Managers, however, generally prefer having money at their disposal. They like to hire lots of people, do deals and play big shot. They're usually paid very well for doing that successfully, and not punished much for failing, so they tend to go for it.
Investors should watch very carefully what management says when they announce that a trust is converting back to a corporation. Be particularly wary if they say it will become a "growth-oriented" dividend-paying corporation. Growth, by definition, means investing in possibly risky new ventures with your money.
Insider ownership-the lack of it-could be another red flag. When some entrepreneurs converted their businesses to trusts, they also sold some or all of their stock. Hank Swartout, CEO of Calgary-based Precision Drilling, used conversion as an exit strategy to unload most of his stake in the company in 2006. It is now converting back to a corporation, but its managers don't have large holdings. They won't have a lot of their own skin in the game if they play with retained earnings.

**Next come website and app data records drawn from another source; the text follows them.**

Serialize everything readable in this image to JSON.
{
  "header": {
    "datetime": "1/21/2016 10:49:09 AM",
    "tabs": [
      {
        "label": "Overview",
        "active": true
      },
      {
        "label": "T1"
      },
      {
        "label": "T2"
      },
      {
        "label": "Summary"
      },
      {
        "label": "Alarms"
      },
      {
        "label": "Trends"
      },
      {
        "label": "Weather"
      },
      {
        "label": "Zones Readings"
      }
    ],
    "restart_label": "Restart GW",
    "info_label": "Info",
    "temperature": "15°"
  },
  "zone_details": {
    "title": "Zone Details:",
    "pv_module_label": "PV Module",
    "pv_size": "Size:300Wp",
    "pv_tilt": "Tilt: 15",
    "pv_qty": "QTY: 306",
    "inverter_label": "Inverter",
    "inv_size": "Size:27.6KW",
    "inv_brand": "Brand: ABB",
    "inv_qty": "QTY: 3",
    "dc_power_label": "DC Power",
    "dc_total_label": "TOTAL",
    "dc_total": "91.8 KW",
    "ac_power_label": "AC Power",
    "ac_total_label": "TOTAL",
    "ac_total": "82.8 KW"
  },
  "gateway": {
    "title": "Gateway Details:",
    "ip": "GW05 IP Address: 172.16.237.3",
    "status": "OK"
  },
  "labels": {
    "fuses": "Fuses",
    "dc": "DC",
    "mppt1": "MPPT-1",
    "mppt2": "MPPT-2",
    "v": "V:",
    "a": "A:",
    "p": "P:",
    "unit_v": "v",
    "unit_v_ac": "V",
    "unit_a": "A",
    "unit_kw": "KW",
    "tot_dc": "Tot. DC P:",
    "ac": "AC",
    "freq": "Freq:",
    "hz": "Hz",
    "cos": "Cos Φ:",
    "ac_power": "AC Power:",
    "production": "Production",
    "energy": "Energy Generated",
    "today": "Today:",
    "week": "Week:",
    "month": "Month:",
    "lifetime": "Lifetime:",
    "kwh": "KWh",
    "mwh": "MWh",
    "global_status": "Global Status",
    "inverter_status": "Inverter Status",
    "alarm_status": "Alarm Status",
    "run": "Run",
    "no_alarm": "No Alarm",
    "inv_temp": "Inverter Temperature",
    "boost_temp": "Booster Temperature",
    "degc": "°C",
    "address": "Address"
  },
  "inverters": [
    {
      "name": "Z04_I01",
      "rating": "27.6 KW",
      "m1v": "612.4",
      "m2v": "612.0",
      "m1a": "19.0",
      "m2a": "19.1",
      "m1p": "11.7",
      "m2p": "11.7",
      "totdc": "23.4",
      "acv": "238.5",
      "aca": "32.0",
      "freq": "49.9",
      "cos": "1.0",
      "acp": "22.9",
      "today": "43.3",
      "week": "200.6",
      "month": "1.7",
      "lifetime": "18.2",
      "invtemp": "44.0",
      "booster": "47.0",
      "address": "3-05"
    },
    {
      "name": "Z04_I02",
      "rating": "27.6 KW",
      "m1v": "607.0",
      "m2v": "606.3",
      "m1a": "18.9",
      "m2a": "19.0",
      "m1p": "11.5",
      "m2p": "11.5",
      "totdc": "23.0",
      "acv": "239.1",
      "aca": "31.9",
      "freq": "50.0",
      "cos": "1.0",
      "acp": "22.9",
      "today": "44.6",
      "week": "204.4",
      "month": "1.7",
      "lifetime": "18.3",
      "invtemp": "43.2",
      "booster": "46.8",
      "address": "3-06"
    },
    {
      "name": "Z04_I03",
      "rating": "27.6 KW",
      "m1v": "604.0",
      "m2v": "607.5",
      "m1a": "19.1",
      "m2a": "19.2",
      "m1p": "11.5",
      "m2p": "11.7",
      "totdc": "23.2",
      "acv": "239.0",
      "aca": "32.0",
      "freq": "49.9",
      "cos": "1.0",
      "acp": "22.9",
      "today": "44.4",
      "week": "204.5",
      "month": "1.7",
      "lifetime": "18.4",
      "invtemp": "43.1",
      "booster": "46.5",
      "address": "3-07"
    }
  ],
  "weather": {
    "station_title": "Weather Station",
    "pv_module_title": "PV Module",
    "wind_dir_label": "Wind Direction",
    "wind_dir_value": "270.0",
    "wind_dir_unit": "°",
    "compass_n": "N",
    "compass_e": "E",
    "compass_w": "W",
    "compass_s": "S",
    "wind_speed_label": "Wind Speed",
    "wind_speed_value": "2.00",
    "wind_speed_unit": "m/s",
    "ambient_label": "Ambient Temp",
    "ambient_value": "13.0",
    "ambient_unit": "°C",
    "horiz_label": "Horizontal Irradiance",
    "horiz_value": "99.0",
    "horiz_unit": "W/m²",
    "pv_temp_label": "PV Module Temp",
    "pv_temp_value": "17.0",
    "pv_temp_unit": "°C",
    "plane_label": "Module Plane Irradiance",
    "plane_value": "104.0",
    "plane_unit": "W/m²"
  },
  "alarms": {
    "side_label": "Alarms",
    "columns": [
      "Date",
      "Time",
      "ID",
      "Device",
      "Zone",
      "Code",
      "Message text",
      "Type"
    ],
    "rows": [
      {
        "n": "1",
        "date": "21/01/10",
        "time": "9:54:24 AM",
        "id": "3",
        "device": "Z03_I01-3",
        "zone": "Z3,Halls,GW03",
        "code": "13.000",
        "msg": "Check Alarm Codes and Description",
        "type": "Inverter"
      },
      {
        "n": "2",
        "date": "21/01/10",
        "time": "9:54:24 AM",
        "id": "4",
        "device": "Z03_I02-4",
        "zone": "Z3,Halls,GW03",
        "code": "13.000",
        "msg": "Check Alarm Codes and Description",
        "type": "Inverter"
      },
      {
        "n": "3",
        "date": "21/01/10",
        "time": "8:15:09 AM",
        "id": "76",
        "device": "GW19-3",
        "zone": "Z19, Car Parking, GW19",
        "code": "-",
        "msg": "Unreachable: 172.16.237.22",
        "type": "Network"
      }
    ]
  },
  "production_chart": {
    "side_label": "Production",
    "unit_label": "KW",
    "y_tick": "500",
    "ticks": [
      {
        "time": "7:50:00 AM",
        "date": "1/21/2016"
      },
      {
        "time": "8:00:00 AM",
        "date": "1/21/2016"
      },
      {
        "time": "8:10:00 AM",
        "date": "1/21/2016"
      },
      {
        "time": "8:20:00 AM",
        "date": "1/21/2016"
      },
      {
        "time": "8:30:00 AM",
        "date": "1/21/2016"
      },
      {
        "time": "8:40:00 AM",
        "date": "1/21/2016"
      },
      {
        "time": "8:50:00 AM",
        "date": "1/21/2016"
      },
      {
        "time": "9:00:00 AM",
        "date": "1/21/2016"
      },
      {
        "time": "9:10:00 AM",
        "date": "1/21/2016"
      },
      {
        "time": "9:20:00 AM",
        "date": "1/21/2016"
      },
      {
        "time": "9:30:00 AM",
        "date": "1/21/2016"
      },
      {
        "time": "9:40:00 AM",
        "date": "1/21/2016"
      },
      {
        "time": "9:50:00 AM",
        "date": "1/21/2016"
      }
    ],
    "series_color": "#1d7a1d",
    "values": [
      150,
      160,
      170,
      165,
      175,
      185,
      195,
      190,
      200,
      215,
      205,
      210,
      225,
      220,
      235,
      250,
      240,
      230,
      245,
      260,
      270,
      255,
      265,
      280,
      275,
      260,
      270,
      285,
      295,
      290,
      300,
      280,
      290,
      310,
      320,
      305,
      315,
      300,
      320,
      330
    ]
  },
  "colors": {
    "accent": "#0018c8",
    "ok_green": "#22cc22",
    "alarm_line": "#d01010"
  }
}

Growth by acquisition will also be more difficult. Income trusts had a relatively low cost of capital, because their units sold for a high price compared to their earnings. That made it easier to buy rivals. But the prices of many trusts have declined, and could drop even more upon conversion, depending on their dividend policies.
Finally, a word on the subject that matters most: the size of your distributions and dividends. Once the taxman reappears, companies will have about 30% less income left over to pay out to investors. But if you own your shares outside a tax-exempt account, you may not be much worse off because of the favourable tax treatment of dividend income. Canaccord Adams says that a $1 dividend could net you the same amount after tax as a trust distribution of $1.22 to $1.43.
Corporations and corporate taxes may not be that bad after all.
THE ART OF CONVERSION As income trusts reinvent themselves as corporations, investors should pay attention to what management plans to do afterward
› STRONGCO INCOME FUND When Strongco announced that it will convert itself back to a corporation this July, it also said it will not be paying any dividends. The company, which sells and leases heavy construction equipment, was worth little before converting to a trust in 2005. Its unit price surged to around $22, but then skidded when investors looked more closely at its finances. Strongco eventually cut its distributions, and units have slid back to about $3.75 recently. It should never have been an income trust in the first place.
› JAZZ AIR INCOME FUND Jazz Air CEO Joseph Randell recently said that he saw no reason to cut payouts to investors when the fund becomes a corporation later this year. That should raise eyebrows. Over the past two years, the airline has used up 93% of its cash flow to pay distributions and to replace or maintain equipment and planes.
› SECOND CUP INCOME FUND Second Cup will convert to a corporation next January. The fund currently pays distributions of 92 cents per unit per year. After conversion, it will pay a dividend of 60 cents. After taxes, however, that won't make too much of a difference to investors. Also, the company plans to pay out 75% to 85% of its profits as dividends. That means little money for management to play with, which is good news for income investors.